The app comes with a tutorial, one of the few tutorials I’ve ever done in my life (DO THE TUTORIAL!!! So many good tips & tricks in there!). Ok, so I did the tutorial thinking that was the only way to activate the program, but still, it’s good. Oh, to activate Swype? First, enable it in Settings > Language & Keyboard > Swype (checkbox). Second, go to a text field (say, in a search box) and long press the field. A popup will appear, then click Swype and you’re all set to go.

So how does this relate to geography? Because now, taking notes on your phone out in the field just got that much less frustrating =)

Fieldwork: Don’t Assume

As I went out to perform some additional fieldwork for GPS testing, I found my inner voice chastising me. Why? Because after two months of no fieldwork, I had forgotten all the lessons I had learned the second time around. Why the second time? Because I had forgotten them the first time around, when I began on my thesis’s fieldwork. So, in order to *hopefully* avoid the same mistakes in the future, I have come up with a list of things to NOT do with regard to fieldwork. Hopefully this will help others just getting started with fieldwork, or perhaps getting back to it after a hiatus.

Do NOT Assume That:

  1. You have gas (or enough gas). Invariably, you will run out sooner than you think you will;
  2. All hardware/software you used previously will continue to work. A sneaky update may have installed on unrelated software that can cause havoc (trust me);
  3. You can reconfigure your settings in the field. You can, but it will invariably take you longer and you will screw up because you won’t remember every single last item to configure.

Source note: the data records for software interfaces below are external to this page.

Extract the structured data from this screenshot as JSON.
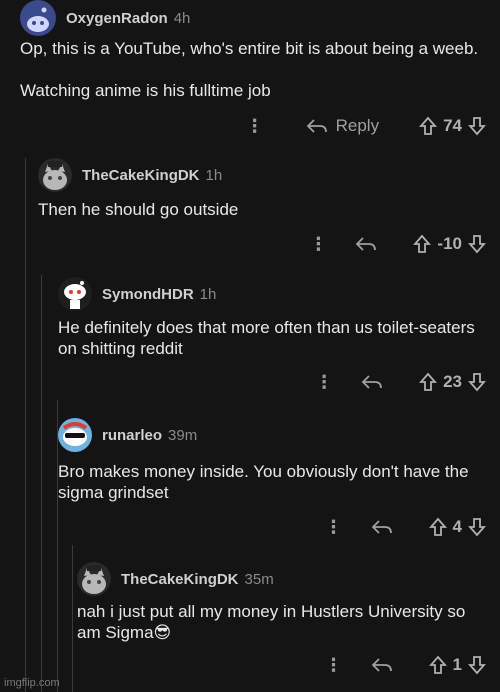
{
  "comments": [
    {
      "user": "OxygenRadon",
      "time": "4h",
      "text": "Op, this is a YouTube, who's entire bit is about being a weeb.\n\nWatching anime is his fulltime job",
      "reply_label": "Reply",
      "score": "74",
      "avatar_icon": "snoo-avatar-icon"
    },
    {
      "user": "TheCakeKingDK",
      "time": "1h",
      "text": "Then he should go outside",
      "score": "-10",
      "avatar_icon": "cat-avatar-icon"
    },
    {
      "user": "SymondHDR",
      "time": "1h",
      "text": "He definitely does that more often than us toilet-seaters\non shitting reddit",
      "score": "23",
      "avatar_icon": "snoo-avatar-icon"
    },
    {
      "user": "runarleo",
      "time": "39m",
      "text": "Bro makes money inside. You obviously don't have the\nsigma grindset",
      "score": "4",
      "avatar_icon": "sunglasses-avatar-icon"
    },
    {
      "user": "TheCakeKingDK",
      "time": "35m",
      "text": "nah i just put all my money in Hustlers University so\nam Sigma😎",
      "score": "1",
      "avatar_icon": "cat-avatar-icon"
    }
  ],
  "watermark": "imgflip.com",
  "colors": {
    "background": "#141414",
    "text": "#e8e8e8",
    "muted": "#9a9a9a",
    "line": "#3a3a3a"
  }
}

Do it before you leave. No, doing in the car doesn’t count, you’ll screw up there too;
  4. You’ll remember everything. You won’t. You’ll think you will, but you’ll forget (like I did, hence these notes *grin*). Take copious notes. I know it’s a pain in the butt, but it’s worth it in the end, especially when you have to justify why you did certain things out in the field, or why your readings may be wonky;
  5. Your site will be accessible. You may need permission to enter private land, passcodes, keys, etc. Or, the owner might not let you on period. Find out BEFORE you go out, if you can. Otherwise, have a Plan B;
  6. Your site(s) will be similarly accessible on return visits. Vegetation has a way of sneaking up on you, other personnel may be doing site work in your study area, the land may be purchased, etc. Just be aware;
  7. You can figure it out as you go. Plan in advance as much as possible. Have a Plan A, B, and C. Start thinking about Plans D & E in the back of your mind. At some point you’ll end up going with Plan J. Be flexible, but be prepared;
  8. You’ll have access to food, so think like a hiker/camper/backpacker. Take your essentials, including more water and food than you think you’ll, since fieldwork always takes longer than you think it should; and
  9. You can consistently do the same workload. There are always off days. Your tired, hungry, burned out, whatever. Know that fieldwork takes time, and more of it than we expect.

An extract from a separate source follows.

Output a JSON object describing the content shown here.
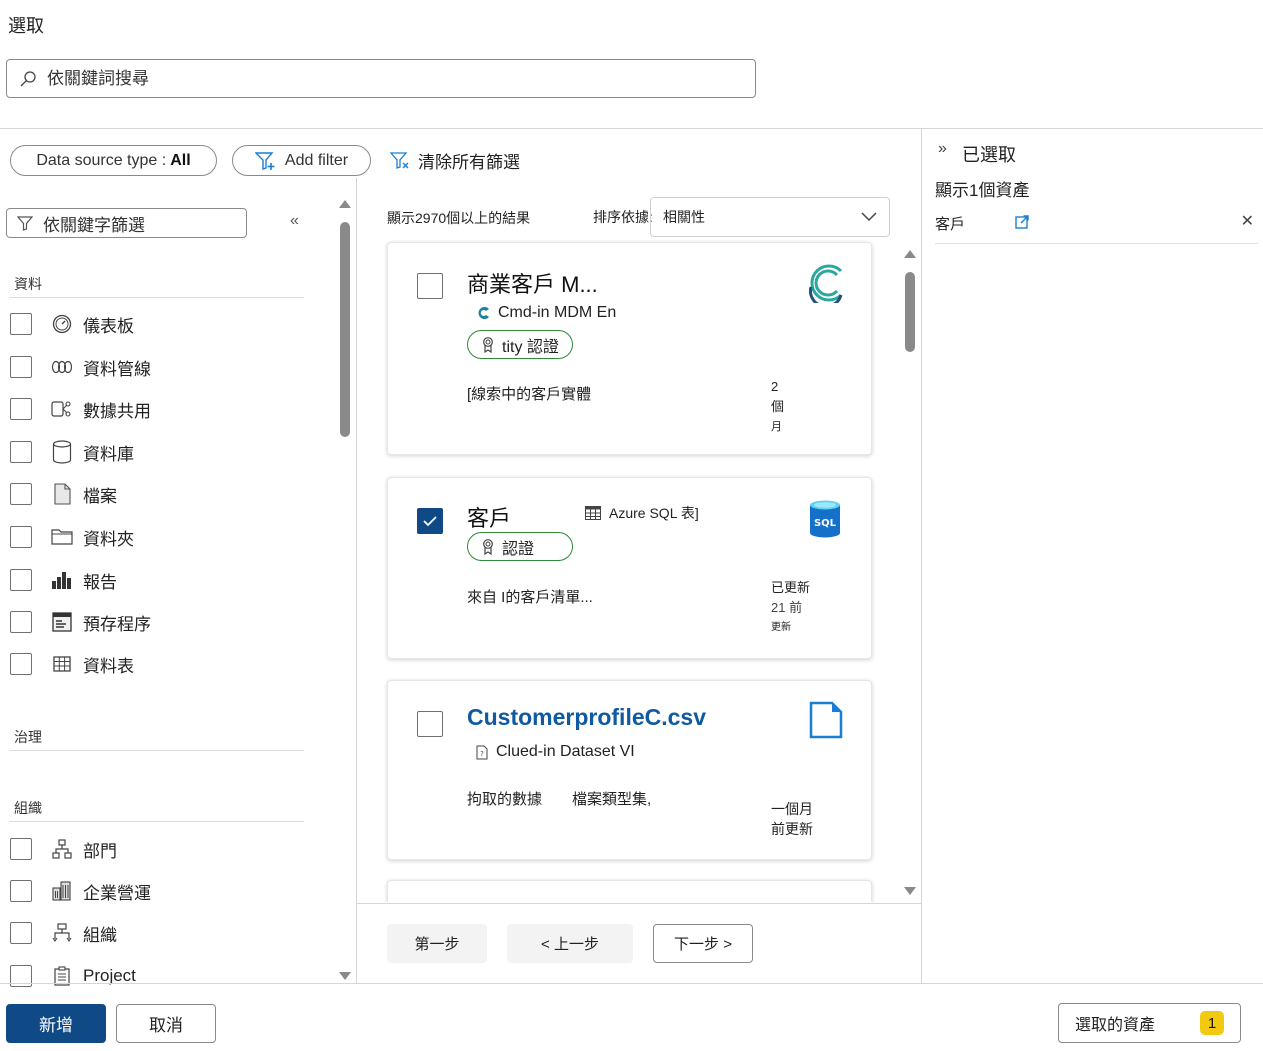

Other things to keep in mind:

  1. Equipment is not safe in the field. If you’re using electronic devices, try to get them protective cases/screen protectors. Dust and sand are everywhere, especially in the Southwest, and you don’t want your shiny new gear screwed because you got sand in it.
  2. Take a camera and record your field session. You never know when you’ll need that photo for a presentation, or to look back on the experience with fond memories. Be sure to get pics of your crew too.
  3. Plan breaks. Your brain will get tired, especially on hot days, and it won’t work as well.
  4. Make sure to refocus. Sometimes you can get lost in what you’re focusing on, and try to force your way through it. This will lead to sloppy data and sloppy results. If you notice yourself doing this, see #3 and take a short break. It will be better for you and your work in the long run.
  5. Have fun. You’re out there for a reason. When you’re tired, exhausted, and want nothing more than to go home and relax, remember why you’re out there. Then remember the positive reason why you’re out there πŸ˜‰ It’s always better to love what you do, and you’ll collect better data in a good frame of mind.

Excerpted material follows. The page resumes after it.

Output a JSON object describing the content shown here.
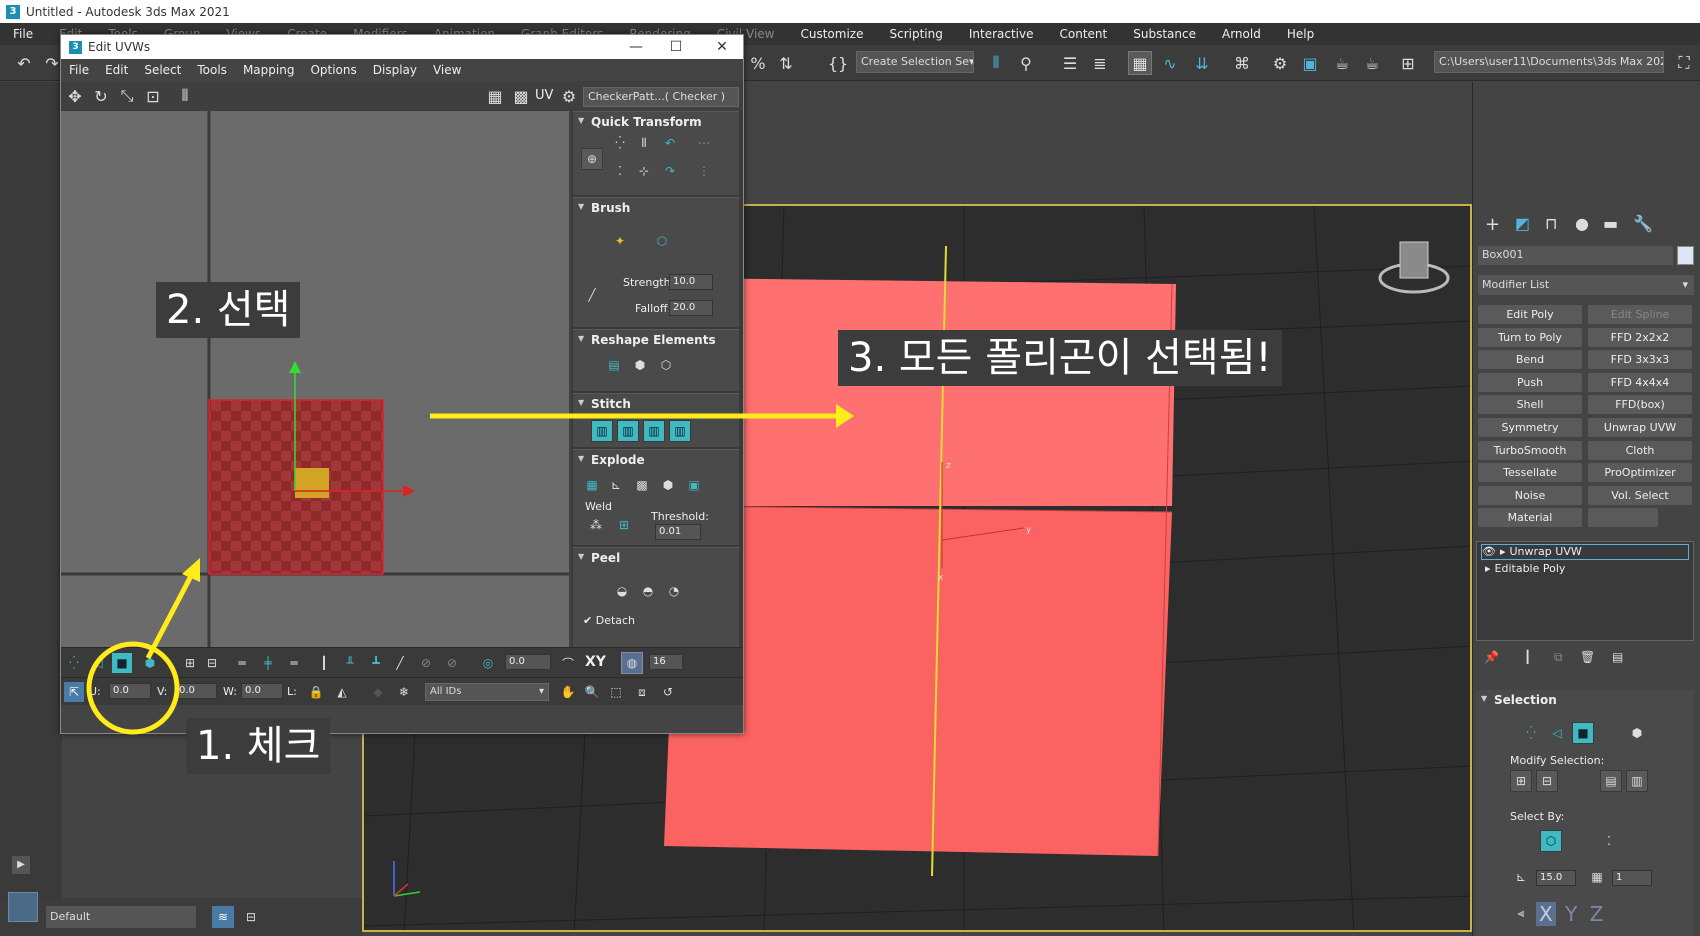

Take a treat with you. After all your hard work, you’ve earned it!